3.Staffing: The management function of selecting, placing,
training, developing, and compensating subordinates. A
manager’s staffing activities also include the evaluation and
appraisal of performance.
4.Directing: The management function of initiating action – issuing directives,
assignments and instruction. Directing also means building an effective group of
subordinates who are motivated to perform. It means getting subordinates to
work to accomplish objectives. Directing can be accomplished through leadership.
Leadership: The process of influencing the activities of an individual or group
toward the accomplishing objectives. Leadership may be Autocratic, democratic or
• Types of leadership:
– Close suppression.
– Manager delegates as little authority as possible.
– Manager provides detailed instruction.
– General suppression.
– Manager consults with subordinates about job-related issues.
• Laissez Faire:
– Free-rein (complete freedom); Manager exists as a contact person who
provides information and guidance.

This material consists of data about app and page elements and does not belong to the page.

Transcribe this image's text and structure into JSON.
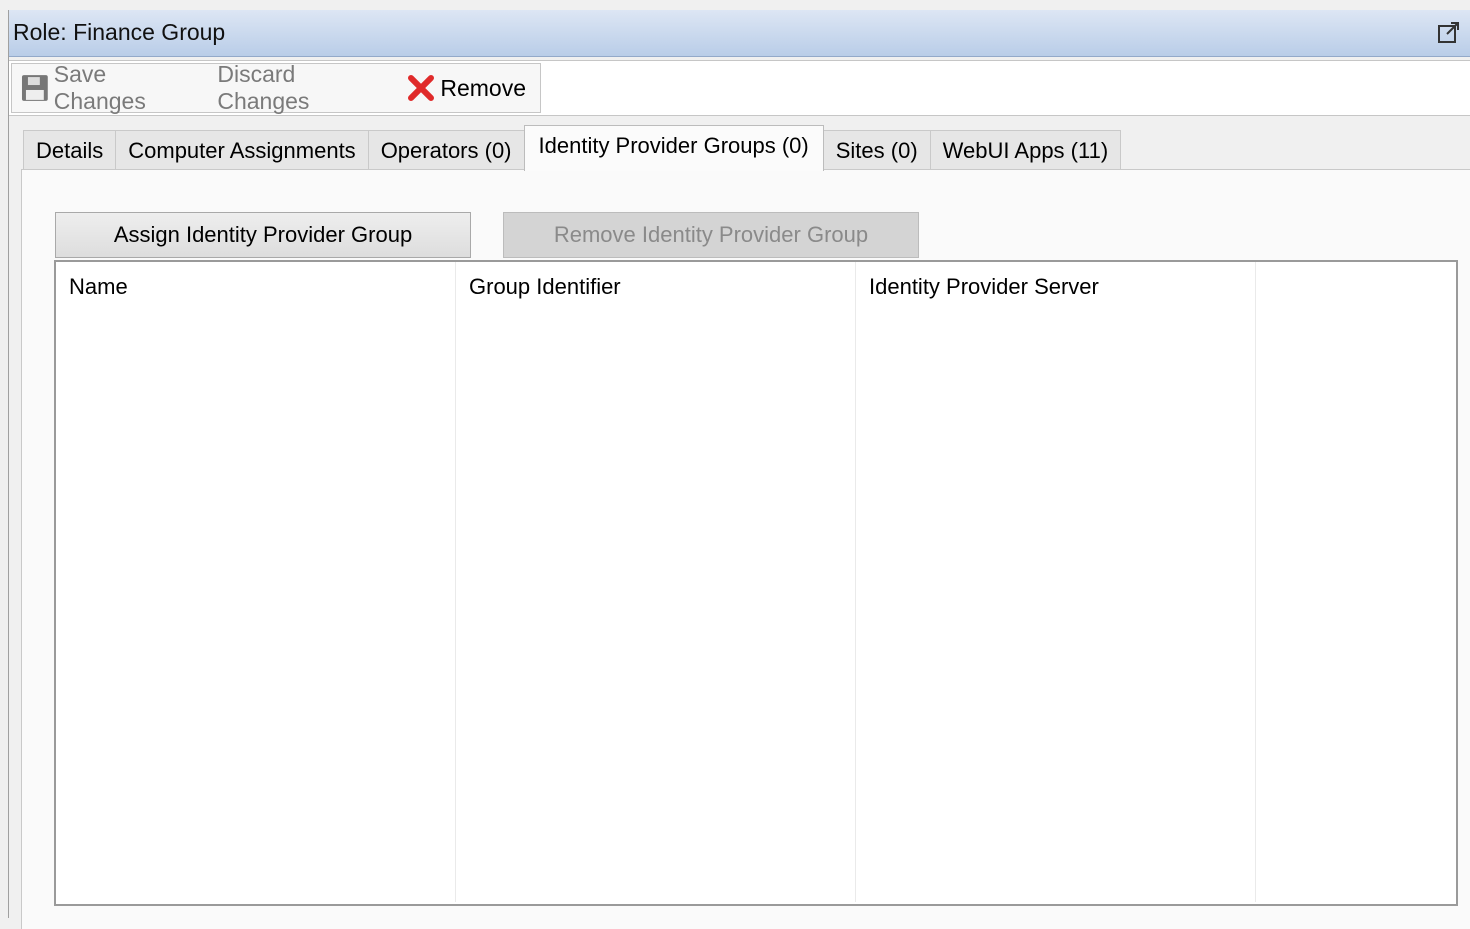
{
  "window": {
    "title": "Role: Finance Group"
  },
  "toolbar": {
    "save_label": "Save Changes",
    "discard_label": "Discard Changes",
    "remove_label": "Remove"
  },
  "tabs": [
    {
      "label": "Details"
    },
    {
      "label": "Computer Assignments"
    },
    {
      "label": "Operators (0)"
    },
    {
      "label": "Identity Provider Groups (0)",
      "active": true
    },
    {
      "label": "Sites (0)"
    },
    {
      "label": "WebUI Apps (11)"
    }
  ],
  "actions": {
    "assign_label": "Assign Identity Provider Group",
    "remove_label": "Remove Identity Provider Group"
  },
  "table": {
    "columns": [
      "Name",
      "Group Identifier",
      "Identity Provider Server",
      ""
    ],
    "rows": []
  },
  "colors": {
    "title_gradient_top": "#dde6f4",
    "title_gradient_bottom": "#b9cde8",
    "remove_icon": "#e02a2a"
  }
}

– Manager avoids power and responsibility by giving assignments and support
but staying out of the group’s way (may be appropriate when the manager

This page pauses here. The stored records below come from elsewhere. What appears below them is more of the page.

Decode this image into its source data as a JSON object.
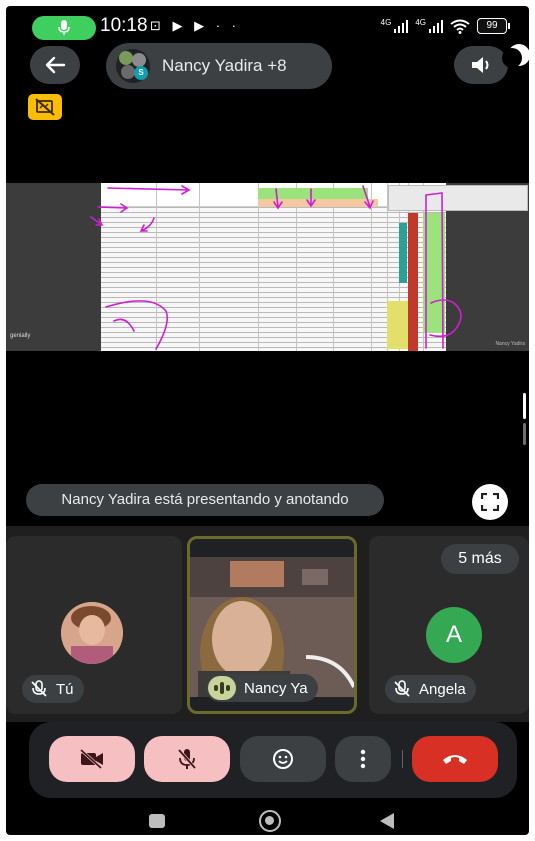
{
  "status_bar": {
    "time": "10:18",
    "notification_icons": "⊡ ▶ ▶ · ·",
    "signal_label_1": "4G",
    "signal_label_2": "4G",
    "battery_level": "99",
    "mic_active_color": "#3ecf5f"
  },
  "header": {
    "call_title": "Nancy Yadira +8",
    "avatar_initial": "S",
    "back_icon": "arrow-left-icon",
    "speaker_icon": "speaker-icon",
    "recording_icon": "cast-off-icon",
    "recording_badge_color": "#fbbc04"
  },
  "presentation": {
    "app_watermark": "genially",
    "caption": "Nancy Yadira",
    "annotation_color": "#d01dd6"
  },
  "banner": {
    "presenting_text": "Nancy Yadira está presentando y anotando",
    "fullscreen_icon": "fullscreen-icon"
  },
  "tiles": {
    "you": {
      "name": "Tú",
      "mic_state": "muted"
    },
    "presenter": {
      "name": "Nancy Ya",
      "speaking": true
    },
    "angela": {
      "name": "Angela",
      "initial": "A",
      "more_label": "5 más",
      "mic_state": "muted",
      "avatar_color": "#34a853"
    }
  },
  "controls": {
    "camera_icon": "camera-off-icon",
    "mic_icon": "mic-off-icon",
    "reactions_icon": "emoji-icon",
    "more_icon": "more-vert-icon",
    "hangup_icon": "call-end-icon",
    "hangup_color": "#d93025",
    "muted_button_color": "#f6c0c3"
  },
  "navigation": {
    "recents_icon": "square-icon",
    "home_icon": "circle-icon",
    "back_icon": "triangle-back-icon"
  }
}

have little knowledge of that certain field; e.g. business graduate managing a
team of engineers).
5.Controlling: The managerial function of checking to
determine whether employees are following plans and
progress is being made, and of taking action to reduce
discrepancies. The core idea of control is to modify
behavior and performance when deviations from plans are
discovered. Controlling is concerned with making certain
that plans are correctly implemented.
The process of controlling has four steps:
Set standards for time, quality, quantity and so on.
Measure performance (results).
Compare performance to standards.
Make necessary modifications.
Levels of Management.
Three (3) distinct levels of management – Executive, Middle, and First line –
are usually portrayed as a Managerial Hierarchy. This hierarchy depicts
what is called a Chain of Command, or simply a channel of
communication, coordination, and control.
1.Executive (What to do): Engaged in charting overall mission, strategy,
objectives of the business; e.g. President, CEO, Partner, Vice-President,
Director, Chancellor/ Vice-Chancellor.
2.Middle Level (How to do): Receive the mission, Strategy, objectives from
top executive level and translate them into specific action plans (for the
first-line managers). They are a link between the Executive level and the
first-line level managers; e.g. Plant Manager, Dean, Project Director,
3.First Line level (Just to do): Directly responsible for coordinating the work
of employees/ non-managers. They must work with non-managers or
employees and motivate them. They are link between the Middle-level
management and non-managers; e.g. First-line supervisor, Product
Manager, Chairperson of Department.
Operating employees: The non-managers in an organization who perform
specific tasks and usually manufacture a product or provide a service for
• Role: A set of expected behaviors. (E.g. Student,
Teacher, Father, Bother, etc. The person who has
the role of a father, is expected to be kind,
understanding, helpful, and a good example to
his child etc)
• A manager has three (3) major roles to perform:
Core Management Skills.
Management skill: The ability to use knowledge, behaviors, and
aptitudes to perform a task.
• According to Robert Katz, any manager who wants to become
a successful manager in managing his/her organization must
possess the following three (3) core management skills:
1. Technical Skills: Skills involved in making a product or
providing a service.
2. Human Relations Skills: The ability to relate and interact with
subordinates, peers, superiors and customers or clients.
3. Conceptual Skills: The ability to organize and integrate
information to better understand the organization as a whole.
• Studies of Management Skills: Various
research results point to four (4) core
management skills that may help anyone to
learn, practice, and become proficient to be a
Four (4) core management skills
4. Objective/ Goal-Setting
challenging, and clear objectives.
Uses power and
Selects an optimal
Evaluates success of objectives/
positive image to goals as standards to establish
Makes decisions under risk
and/ or uncertainty.
Evaluates alternatives used
to solve problems.